New York, NY, October 5, 2022-"Bricks-and-mortar store owners are emerging from the pandemic with surprising strength, posting some of their best numbers in years and plotting expansions as more Americans venture out to buy things again,” reports the Wall Street Journal.

“U.S. retail vacancy fell to 6.1% in the second quarter, the lowest level in at least 15 years, while asking rents for U.S. shopping centers in the quarter were 16% higher than five years ago, according to real-estate services firm Cushman & Wakefield.

“More stores opened than closed in the U.S. last year for the first time since 1995, according to an analysis by Morgan Stanley, and some analysts say they expect that trend to continue this year even with recession fears rising.

“The retail real-estate industry’s turnaround reflects a wrenching, decades-long adjustment that included hundreds of retailer bankruptcies, widespread vacant storefronts and plummeting demand for enclosed malls. Over the past dozen years, construction of new retail has slowed significantly after many years of overbuilding.

“Instead, most developers are opting to renovate outdated properties rather than building new ones. Those that do embark on new projects are more cautious, usually securing leases from tenants before breaking ground. More and more companies that started as online only retailers, like Warby Parker Inc., are also turning to real estate to attract customers and boost growth. The eyeglass retailer opened nine new locations in the second quarter, bringing its total at the time to 178 stores, according to financial filings.

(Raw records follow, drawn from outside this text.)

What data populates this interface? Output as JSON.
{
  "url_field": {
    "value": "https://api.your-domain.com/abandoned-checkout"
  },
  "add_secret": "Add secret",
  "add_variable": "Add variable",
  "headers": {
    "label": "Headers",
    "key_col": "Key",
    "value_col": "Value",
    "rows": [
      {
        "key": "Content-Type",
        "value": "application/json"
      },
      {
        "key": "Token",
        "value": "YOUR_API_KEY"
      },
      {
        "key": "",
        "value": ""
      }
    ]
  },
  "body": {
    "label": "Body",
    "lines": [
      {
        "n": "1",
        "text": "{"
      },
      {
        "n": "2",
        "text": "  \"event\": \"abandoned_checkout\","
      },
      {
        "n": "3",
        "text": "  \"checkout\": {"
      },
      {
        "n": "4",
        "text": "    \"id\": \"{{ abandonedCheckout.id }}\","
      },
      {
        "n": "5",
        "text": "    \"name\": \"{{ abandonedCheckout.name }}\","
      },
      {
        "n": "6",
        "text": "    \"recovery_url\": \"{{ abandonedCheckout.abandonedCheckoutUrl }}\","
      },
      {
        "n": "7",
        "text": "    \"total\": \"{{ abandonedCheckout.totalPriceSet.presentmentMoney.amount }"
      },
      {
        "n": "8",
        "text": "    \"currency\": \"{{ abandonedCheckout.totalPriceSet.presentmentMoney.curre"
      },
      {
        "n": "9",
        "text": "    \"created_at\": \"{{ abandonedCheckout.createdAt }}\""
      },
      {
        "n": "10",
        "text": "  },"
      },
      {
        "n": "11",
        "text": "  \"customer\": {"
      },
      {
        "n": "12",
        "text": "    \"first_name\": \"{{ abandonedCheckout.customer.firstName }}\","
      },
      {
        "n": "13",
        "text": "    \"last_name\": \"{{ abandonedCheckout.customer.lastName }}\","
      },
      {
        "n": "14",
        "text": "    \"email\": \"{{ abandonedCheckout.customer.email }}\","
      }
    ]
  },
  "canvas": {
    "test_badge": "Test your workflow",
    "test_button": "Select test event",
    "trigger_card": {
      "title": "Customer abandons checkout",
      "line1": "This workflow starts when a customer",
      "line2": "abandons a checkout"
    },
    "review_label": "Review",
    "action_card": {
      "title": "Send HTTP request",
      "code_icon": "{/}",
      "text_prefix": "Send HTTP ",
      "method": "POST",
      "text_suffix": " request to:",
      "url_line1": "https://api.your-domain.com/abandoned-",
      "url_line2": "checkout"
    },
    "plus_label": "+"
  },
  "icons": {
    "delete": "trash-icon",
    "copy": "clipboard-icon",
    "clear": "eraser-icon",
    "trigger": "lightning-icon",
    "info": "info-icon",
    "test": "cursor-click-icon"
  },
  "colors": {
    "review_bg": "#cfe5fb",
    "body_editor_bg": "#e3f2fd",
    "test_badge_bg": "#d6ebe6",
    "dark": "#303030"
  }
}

“And after being forced to buy more things online at the start of the pandemic, many people have decided they like shopping in stores for items ranging from clothing to groceries, in a reassuring sign for the staying power of bricks-and-mortar retail.

“Other real-estate sectors still suffer from oversupply. Most notably, the office market is struggling with a glut of workspace that has been aggravated by the pandemic and the rise of remote work. It will likely take years for supply to shrink to fit the post-Covid-19 level of office demand, some property analysts said.

“After its own painful reinvention, retail real estate is now benefiting from years of minimal construction as companies that survived the challenges of online shopping and the pandemic look to expand.”